“One time I called them at midnight and they were at our house within 14 minutes. They always came in with a smile and cheered him up.
“Having Billy at home meant he could have his mates visit him any time. It wasn’t unusual to have about half a dozen visits a week. It meant so much that Billy could stay at home with me and his brother Brad and have everyone else around him.”
Cheryl said the wake would be held at the Tollgate Hotel where Billy helped run a social club.
Across WSLHD hospitals we have excellent palliative care specialist clinicians to support patients requiring care in hospital where this is needed.
To meet changing community expectations, we have partnered with palliative care provider Silver Chain to provide in-home palliative care to patients in western Sydney who have advanced, progressive and life-limiting illnesses.
Silver Chain’s NSW Palliative Care Service provides in-home specialist palliative care services in western Sydney for people with a life-limiting illness or condition. The palliative care team consists of nurses, clinical nurse consultants and care aides.
Each year, the NSW Government invests more than $220 million in palliative care. Since 2017, the NSW Government has provided $145 million of enhanced funding to improve access and choice in palliative care and work to reduce avoidable hospital admissions. The 2020-21 NSW Budget will include a $56 million funding boost for palliative care.

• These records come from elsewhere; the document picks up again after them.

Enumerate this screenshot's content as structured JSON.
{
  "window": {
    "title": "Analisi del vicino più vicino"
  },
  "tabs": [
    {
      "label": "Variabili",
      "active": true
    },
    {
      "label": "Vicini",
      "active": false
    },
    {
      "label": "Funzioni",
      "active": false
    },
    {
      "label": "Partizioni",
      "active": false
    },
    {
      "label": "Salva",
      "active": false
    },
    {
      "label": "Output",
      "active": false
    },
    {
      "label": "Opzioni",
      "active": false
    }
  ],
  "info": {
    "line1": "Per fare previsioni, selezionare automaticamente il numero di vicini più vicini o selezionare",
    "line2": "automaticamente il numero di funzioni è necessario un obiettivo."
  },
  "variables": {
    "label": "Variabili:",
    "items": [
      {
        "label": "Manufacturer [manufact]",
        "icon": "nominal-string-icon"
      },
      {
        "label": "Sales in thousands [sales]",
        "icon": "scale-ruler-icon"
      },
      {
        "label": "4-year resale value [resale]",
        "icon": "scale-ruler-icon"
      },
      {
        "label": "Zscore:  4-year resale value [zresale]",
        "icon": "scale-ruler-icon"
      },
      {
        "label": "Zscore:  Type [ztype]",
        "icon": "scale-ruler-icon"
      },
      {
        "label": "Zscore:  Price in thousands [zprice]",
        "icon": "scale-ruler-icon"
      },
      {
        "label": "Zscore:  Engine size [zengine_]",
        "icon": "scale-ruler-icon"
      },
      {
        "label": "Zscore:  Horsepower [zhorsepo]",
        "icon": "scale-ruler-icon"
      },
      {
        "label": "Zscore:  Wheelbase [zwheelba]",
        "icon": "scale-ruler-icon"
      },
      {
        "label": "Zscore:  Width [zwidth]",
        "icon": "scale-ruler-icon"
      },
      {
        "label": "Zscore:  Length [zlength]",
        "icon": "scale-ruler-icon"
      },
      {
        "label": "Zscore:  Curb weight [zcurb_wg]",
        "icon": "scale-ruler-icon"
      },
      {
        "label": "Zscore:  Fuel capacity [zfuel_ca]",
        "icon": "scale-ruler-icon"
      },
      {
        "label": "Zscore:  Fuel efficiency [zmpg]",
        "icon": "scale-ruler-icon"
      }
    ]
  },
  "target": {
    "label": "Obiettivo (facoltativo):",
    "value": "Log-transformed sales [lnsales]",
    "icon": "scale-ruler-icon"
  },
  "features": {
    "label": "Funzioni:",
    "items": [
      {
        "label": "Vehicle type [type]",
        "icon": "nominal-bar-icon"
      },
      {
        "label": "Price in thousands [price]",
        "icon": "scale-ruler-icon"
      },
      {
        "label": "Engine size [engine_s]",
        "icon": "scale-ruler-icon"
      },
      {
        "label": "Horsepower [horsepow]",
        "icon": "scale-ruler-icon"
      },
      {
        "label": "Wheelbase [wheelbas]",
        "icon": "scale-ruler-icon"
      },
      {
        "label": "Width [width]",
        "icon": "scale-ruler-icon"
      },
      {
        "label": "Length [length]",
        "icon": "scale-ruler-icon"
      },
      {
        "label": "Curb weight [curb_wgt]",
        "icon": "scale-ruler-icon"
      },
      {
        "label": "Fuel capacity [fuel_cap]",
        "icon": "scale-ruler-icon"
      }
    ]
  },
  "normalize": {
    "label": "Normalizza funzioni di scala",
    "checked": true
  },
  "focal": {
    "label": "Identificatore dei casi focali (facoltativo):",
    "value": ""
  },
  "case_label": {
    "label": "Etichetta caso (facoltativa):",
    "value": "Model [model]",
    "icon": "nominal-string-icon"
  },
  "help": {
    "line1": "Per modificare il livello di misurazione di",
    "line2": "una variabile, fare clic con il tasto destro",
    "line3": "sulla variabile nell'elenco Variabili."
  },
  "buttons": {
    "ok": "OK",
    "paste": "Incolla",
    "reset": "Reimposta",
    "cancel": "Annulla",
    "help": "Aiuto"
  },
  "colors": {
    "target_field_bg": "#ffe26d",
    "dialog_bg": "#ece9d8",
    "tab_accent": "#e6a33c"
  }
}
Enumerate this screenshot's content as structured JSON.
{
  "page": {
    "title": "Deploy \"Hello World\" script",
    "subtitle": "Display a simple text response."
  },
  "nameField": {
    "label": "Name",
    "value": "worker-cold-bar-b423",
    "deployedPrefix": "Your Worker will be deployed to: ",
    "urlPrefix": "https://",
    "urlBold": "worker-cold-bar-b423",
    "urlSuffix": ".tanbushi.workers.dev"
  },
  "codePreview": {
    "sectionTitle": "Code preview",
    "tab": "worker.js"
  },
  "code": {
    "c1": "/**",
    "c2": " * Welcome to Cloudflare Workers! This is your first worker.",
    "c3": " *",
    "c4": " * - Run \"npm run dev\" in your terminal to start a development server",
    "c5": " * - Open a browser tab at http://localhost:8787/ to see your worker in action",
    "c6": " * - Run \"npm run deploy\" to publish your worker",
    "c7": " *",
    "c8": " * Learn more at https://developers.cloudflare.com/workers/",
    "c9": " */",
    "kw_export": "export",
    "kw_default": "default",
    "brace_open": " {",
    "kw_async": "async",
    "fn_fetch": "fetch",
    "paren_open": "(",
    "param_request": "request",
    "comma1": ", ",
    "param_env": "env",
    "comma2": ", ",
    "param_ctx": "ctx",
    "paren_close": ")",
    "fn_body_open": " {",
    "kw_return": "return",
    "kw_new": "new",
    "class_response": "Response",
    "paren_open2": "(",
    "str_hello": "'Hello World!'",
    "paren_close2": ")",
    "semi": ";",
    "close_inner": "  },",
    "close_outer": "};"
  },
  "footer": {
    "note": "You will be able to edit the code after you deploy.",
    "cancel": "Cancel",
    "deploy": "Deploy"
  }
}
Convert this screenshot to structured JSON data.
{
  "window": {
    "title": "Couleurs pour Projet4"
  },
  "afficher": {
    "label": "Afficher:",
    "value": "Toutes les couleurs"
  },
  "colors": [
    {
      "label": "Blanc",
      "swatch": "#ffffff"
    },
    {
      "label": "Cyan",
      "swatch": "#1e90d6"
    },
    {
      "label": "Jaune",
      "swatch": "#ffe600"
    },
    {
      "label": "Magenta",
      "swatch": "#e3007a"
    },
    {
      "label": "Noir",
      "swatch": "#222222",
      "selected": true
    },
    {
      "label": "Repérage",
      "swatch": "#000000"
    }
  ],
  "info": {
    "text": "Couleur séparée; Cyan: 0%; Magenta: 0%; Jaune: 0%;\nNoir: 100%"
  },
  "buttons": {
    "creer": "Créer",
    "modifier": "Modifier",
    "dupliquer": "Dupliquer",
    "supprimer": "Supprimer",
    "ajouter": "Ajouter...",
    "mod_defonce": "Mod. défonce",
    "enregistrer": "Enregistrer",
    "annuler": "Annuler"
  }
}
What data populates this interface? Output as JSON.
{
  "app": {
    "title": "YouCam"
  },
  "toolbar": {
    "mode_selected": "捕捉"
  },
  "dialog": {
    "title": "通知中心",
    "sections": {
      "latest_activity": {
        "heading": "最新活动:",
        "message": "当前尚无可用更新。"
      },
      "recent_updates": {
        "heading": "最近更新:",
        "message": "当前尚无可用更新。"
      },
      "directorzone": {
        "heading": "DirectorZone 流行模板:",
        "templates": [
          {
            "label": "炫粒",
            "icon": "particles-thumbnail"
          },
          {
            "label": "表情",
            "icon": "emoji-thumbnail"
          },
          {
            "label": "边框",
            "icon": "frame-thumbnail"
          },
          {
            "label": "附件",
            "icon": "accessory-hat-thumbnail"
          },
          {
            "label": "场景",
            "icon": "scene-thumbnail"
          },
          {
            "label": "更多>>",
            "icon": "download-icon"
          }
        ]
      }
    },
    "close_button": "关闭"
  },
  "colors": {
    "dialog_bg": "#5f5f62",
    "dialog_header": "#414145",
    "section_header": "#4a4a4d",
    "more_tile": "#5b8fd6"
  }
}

National Palliative Care week in western Sydney
During National Palliative Care Week information stalls were held across WSLHD hospitals.
At Blacktown Hospital the team helped more than 40 community members and staff obtain information and advice about advanced care planning, translated material and a discussion starter manual.
“Blacktown has a high number of people who require end of life care, so it was positive to see so many families seeking information and asking questions,” Blacktown Hospital’s End of Life Care clinical nurse specialist, Avril Egerton said.
“Palliative Care is not just the last days of life its living well with a life limiting illness.
“Many families asked us questions on how they can be involved in the planning and coordination of the care of their loved ones.
“These actions are what we strive for with ‘What Matters Most’ being at the core of our service,” she said.